Use External Tools to Monitor Roles

Consider using automated systems that monitor creating or editing roles with suspicious content, such as Falco or Tetragon.

You can also redirect Kubernetes audit logs to a log management system like Gcore Managed Logging, which is useful for analyzing and parsing K8s logs. To prevent accidental resource deletion, create a separate service account with the delete verb and allow users to impersonate only that service account. This is the principle of least privilege. To simplify this process, you can use the kubectl plugin kubectl-sudo.

At Gcore, we use these methods to make our Managed Kubernetes service more secure. We recommend that all our customers do the same. Using managed services doesn’t guarantee that your services are 100% secured by default, but at Gcore we do everything possible to ensure our customers’ protection, including encouraging RBAC best practices.

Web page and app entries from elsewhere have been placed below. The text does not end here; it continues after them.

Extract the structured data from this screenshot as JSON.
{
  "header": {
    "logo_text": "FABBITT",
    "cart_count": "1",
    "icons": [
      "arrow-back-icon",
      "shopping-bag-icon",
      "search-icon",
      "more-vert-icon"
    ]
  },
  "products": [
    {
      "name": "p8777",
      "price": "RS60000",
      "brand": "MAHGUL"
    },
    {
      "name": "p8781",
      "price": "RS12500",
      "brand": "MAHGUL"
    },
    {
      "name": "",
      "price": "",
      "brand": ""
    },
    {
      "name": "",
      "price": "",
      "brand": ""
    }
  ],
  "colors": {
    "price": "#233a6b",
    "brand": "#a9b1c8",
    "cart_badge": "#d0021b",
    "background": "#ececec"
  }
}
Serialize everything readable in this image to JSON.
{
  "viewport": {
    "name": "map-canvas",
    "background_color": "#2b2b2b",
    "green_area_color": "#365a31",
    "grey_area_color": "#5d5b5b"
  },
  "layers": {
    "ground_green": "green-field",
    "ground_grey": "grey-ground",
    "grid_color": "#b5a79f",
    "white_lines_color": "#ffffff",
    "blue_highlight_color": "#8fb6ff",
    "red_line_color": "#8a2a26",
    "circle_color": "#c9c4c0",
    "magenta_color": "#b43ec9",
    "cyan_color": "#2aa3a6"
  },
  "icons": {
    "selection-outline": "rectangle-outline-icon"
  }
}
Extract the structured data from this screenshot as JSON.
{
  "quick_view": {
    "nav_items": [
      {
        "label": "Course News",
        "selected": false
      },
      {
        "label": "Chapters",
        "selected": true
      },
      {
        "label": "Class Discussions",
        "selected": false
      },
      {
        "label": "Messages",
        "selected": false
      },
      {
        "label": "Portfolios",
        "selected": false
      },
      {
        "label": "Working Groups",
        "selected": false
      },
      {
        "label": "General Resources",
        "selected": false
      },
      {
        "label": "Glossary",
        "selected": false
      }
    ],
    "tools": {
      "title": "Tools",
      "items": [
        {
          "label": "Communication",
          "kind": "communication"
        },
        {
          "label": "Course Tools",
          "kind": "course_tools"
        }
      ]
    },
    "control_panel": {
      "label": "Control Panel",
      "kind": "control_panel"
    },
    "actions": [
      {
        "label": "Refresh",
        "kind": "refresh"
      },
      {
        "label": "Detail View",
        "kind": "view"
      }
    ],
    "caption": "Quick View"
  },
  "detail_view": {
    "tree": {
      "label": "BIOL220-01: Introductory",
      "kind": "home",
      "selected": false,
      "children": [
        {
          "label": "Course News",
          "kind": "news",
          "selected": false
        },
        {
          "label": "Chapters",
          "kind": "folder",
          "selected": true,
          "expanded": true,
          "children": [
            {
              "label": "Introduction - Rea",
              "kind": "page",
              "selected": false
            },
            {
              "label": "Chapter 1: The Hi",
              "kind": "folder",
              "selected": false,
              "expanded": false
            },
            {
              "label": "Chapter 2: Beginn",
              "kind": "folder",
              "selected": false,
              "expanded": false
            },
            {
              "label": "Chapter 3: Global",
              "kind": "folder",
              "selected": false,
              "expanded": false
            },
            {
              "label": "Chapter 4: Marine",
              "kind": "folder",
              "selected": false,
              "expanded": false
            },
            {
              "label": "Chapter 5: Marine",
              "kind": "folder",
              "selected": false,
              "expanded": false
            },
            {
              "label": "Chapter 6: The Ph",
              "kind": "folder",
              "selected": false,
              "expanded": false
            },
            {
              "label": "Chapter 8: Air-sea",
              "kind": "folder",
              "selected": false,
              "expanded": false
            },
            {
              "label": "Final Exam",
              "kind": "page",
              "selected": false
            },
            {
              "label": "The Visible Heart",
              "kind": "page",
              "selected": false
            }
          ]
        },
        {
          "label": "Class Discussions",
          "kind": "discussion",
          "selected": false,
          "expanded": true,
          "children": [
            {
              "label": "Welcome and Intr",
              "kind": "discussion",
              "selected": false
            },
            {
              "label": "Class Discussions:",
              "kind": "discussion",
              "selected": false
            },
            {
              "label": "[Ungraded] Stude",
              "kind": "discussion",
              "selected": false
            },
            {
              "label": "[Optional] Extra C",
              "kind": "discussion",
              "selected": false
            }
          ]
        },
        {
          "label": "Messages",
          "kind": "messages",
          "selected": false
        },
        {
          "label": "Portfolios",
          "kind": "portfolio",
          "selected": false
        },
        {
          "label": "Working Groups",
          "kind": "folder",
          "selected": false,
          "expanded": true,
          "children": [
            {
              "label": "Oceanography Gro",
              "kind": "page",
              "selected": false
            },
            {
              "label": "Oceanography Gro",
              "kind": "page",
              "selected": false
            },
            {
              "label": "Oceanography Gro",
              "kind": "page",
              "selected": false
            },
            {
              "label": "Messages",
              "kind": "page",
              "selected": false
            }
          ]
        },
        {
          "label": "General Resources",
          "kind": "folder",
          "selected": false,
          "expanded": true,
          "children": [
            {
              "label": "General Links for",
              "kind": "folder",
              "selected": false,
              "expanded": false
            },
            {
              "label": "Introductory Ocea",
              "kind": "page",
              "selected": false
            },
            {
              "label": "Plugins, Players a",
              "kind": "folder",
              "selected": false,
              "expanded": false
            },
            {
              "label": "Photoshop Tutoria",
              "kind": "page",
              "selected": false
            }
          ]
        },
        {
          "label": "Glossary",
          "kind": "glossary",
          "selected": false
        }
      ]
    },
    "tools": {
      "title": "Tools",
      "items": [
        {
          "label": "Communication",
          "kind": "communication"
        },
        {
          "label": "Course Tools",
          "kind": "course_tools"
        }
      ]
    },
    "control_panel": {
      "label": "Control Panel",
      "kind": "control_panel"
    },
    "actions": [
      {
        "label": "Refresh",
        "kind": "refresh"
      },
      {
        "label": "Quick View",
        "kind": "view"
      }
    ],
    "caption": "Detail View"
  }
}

Conclusion

The escalate, bind, and impersonate verbs allow admins to manage access to K8s infrastructure flexibly and let users escalate their privileges. These are powerful tools that, if abused, can cause significant damage to a K8s cluster. Carefully review any use of these verbs and ensure that the least privilege rule is followed: Users must have the minimum privileges necessary to operate, no more.

Looking for a simple way to manage your K8s clusters? Try Gcore Managed Kubernetes. We offer Virtual Machines and Bare Metal servers with GPU worker nodes to boost your AI/ML workloads. Prices for worker nodes are the same as for our Virtual Machines and Bare Metal servers. We provide free, production-grade cluster management with a 99.9% SLA for your peace of mind.

Explore Gcore Managed Kubernetes

Subscribe to our newsletter

Stay informed about the latest updates, news, and insights.